In February 2016 the German Air Force said that Russian Air Force (RuAF) jets, including the the 4++ generation Su-35S Flanker air superiority fighters, often shadowed their Tornados during reconnaissance missions in Syrian airspace out carried out from Incirlik airbase, Turkey.

A “near clash” between four Israeli F-15s and two Russian Su-30SMs allegedly occurred on Apr. 20, more than one month after Putin had ordered the withdrawal of part of the Russian combat planes from Hmeymim airbase: flying over the Mediterranean Sea, the Israeli jets approached Latakia forcing the Russians to scramble two of their Sukhoi jets. Several Israeli media outlets even said that Russians fired at least twice on Israeli military aircraft but no incident has ever been confirmed.

Another “near clash” occurred last week, on Jun. 16.

Indeed, as reported by the CNN, U.S. F/A-18s were somehow close to engage Russian Sukhois (still not clear whether Su-34s or Su-24s as there are conflicting reports on the type of aircraft involved) that bombed U.S.-backed Syrian rebels near the Jordan border.

Here’s what happened according to Theodore Schleifer and Barbara Starr:

“The strikes, which the U.S. says killed some New Syrian Army troops, occurred about six miles from the Jordanian border, according to a U.S. defense official.

The U.S. diverted armed FA-18s to the area after the first round of two strikes, and the pilots then tried to call the Russians on a previously agreed-upon pilot-to-pilot communications channel but did not receive an answer.

As soon as the U.S. jets left the area to refuel, the Russians came back for another round of bombing, the defense official said.

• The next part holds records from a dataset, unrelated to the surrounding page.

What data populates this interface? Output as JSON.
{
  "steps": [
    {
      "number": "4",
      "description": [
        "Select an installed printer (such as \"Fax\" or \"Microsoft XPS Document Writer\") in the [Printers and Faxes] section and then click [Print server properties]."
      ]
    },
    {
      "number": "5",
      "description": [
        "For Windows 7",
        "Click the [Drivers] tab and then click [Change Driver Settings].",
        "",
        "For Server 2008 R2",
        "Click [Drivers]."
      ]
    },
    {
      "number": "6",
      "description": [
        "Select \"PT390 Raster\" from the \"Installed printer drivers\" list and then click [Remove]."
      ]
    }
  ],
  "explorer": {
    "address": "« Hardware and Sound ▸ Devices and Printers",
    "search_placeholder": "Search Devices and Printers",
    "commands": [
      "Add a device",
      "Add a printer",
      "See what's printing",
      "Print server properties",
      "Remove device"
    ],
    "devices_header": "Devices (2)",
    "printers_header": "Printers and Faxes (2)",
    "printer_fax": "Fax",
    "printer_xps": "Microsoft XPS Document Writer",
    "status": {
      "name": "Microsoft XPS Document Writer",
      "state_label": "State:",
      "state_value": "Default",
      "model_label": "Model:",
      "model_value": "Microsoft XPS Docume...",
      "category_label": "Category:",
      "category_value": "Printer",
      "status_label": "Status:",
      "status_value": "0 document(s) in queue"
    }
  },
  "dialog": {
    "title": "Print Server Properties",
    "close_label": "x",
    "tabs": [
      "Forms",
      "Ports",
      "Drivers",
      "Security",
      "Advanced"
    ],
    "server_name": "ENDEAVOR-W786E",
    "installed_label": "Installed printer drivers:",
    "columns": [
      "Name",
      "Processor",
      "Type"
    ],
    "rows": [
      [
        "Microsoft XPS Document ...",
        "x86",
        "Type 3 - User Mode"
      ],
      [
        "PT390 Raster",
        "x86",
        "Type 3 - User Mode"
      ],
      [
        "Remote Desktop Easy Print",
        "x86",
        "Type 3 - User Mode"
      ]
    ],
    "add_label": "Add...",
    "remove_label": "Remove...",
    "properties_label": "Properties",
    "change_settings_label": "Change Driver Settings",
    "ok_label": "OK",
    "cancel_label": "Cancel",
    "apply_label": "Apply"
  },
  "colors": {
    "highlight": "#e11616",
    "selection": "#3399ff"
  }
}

“Russian aircraft conducted a series of airstrikes near al-Tanf against Syrian counter-ISIL forces that included individuals who have received U.S. support. Russian aircraft have not been active in this area of Southern Syria for some time, and there were no Syrian regime or Russian ground forces in the vicinity,” a senior defense official said. “Russia’s latest actions raise serious concern about Russian intentions. We will seek an explanation from Russia on why it took this action and assurances this will not happen again.”

The first two bombing runs by the Russians were carried out by two SU-24 Russian jets coming out of their base near Latakia. The jets dropped what is believed to be the equivalent of U.S. 500-pound bombs and possibly cluster munitions, according to the U.S. defense official.”

So, it looks like the American Hornets were pretty close to intercepting the Sukhois (in other reports they were able to visually ID the Russians), tried to contact the Russian planes as these carried out an air strike, but these simply ignored the calls on a previously agreed radio frequency.

The question is what are the ROE (Rules Of Engagement) in place over Syria? Most probably there are strict ROE to prevent escalation and avoid direct confrontation but what would have happened if the U.S. F/A-18 had intercepted the Russian warplanes attacking the US-backed rebels ignoring the American calls?

Salva